Software simulation of the human brain is just one half the solution. The other is to create a new chip design that will mimic the neuron and synaptic structure of the brain.
That’s where Kwabena Boahen, associate professor of bioengineering at Stanford University, hopes to help. Boahen, along with other Stanford professors, has been working on implementing neural architectures in silicon.
One of the main challenges to building this system in hardware, explains Boahen, is that each neuron connects to others through 8,000 synapses. It takes about 20 transistors to implement a synapse, so building the silicon equivalent of 220 trillion synapses is a tall order, indeed.
This is a different approach to more traditional AI research that has been going on for decades: instead of trying to write artificially intelligent computer programs using knowledge representation or commonsense knowledge representation now researchers are concentrating on reverse-engineering the only extant example of general intelligence we have.
[at Wired][image from bschmove on flickr]
Last week both Jeremy and I blogged about the promising developments of Nanowires, which have the prospect of making tiny supercomputers, possibly powered by solar. Although the current method of growing the tiny wires like grass is fascinating, it is very inefficient. To make any of these technologies useable in the real world, vast improvements in the creation of nanowires will be needed. The National Institute of Standards and Technology have improved that by adapting techniques used in the semiconductor industry. By putting tiny amounts of gold into the substrate, they can make up to 600 tiny transistors from one batch of nanowires.
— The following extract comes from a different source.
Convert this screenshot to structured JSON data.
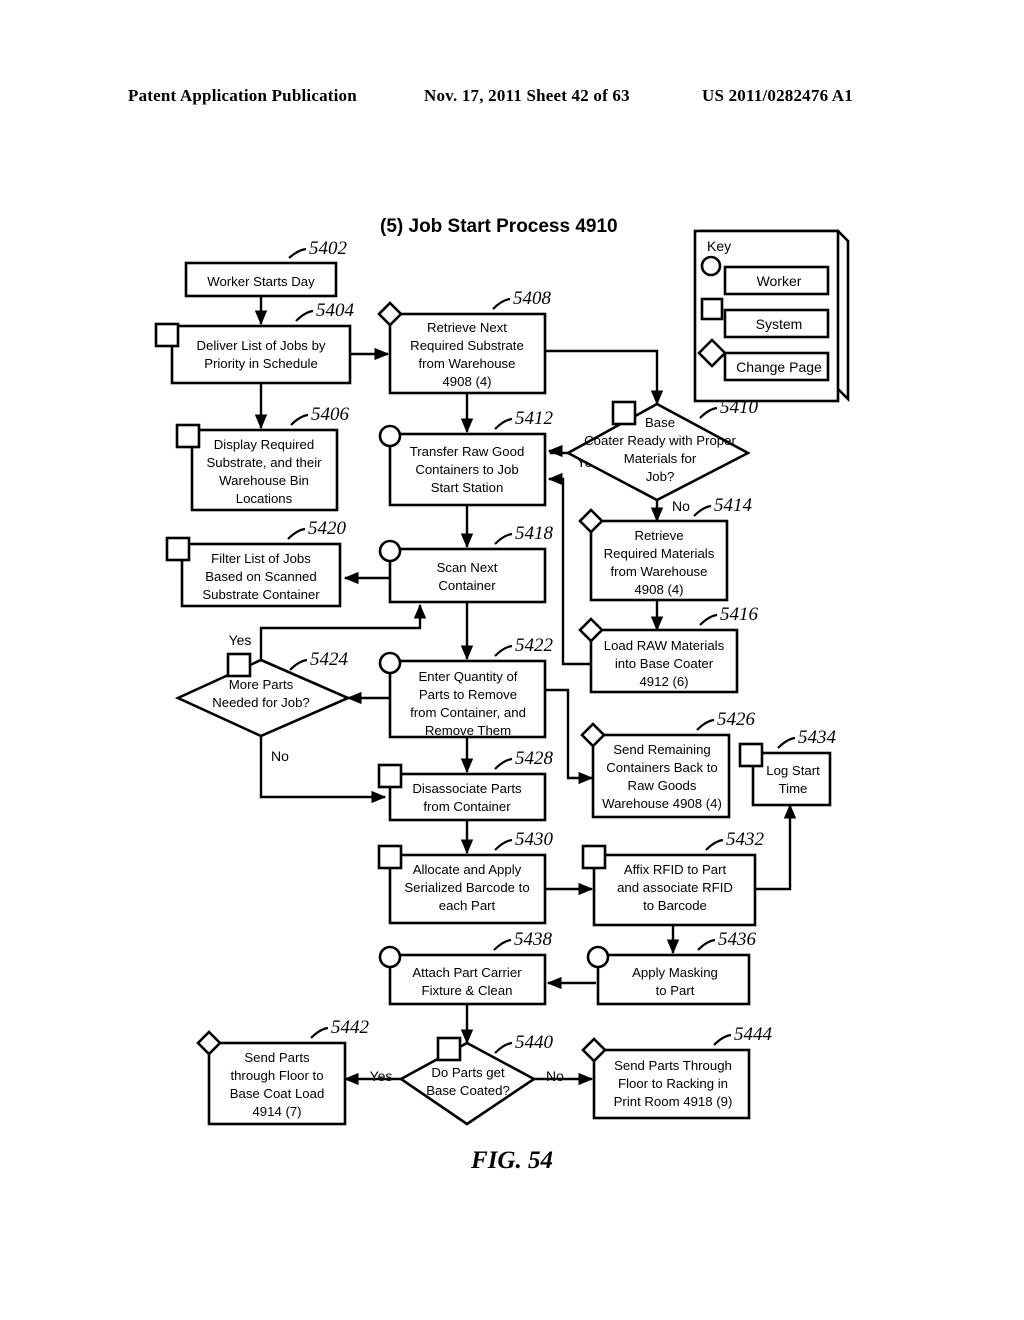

The field of Nanoscience still has a long way to go but with advances like this happening all the time, we’re getting closer.
[story via Science Daily, picture by NIST via physorg]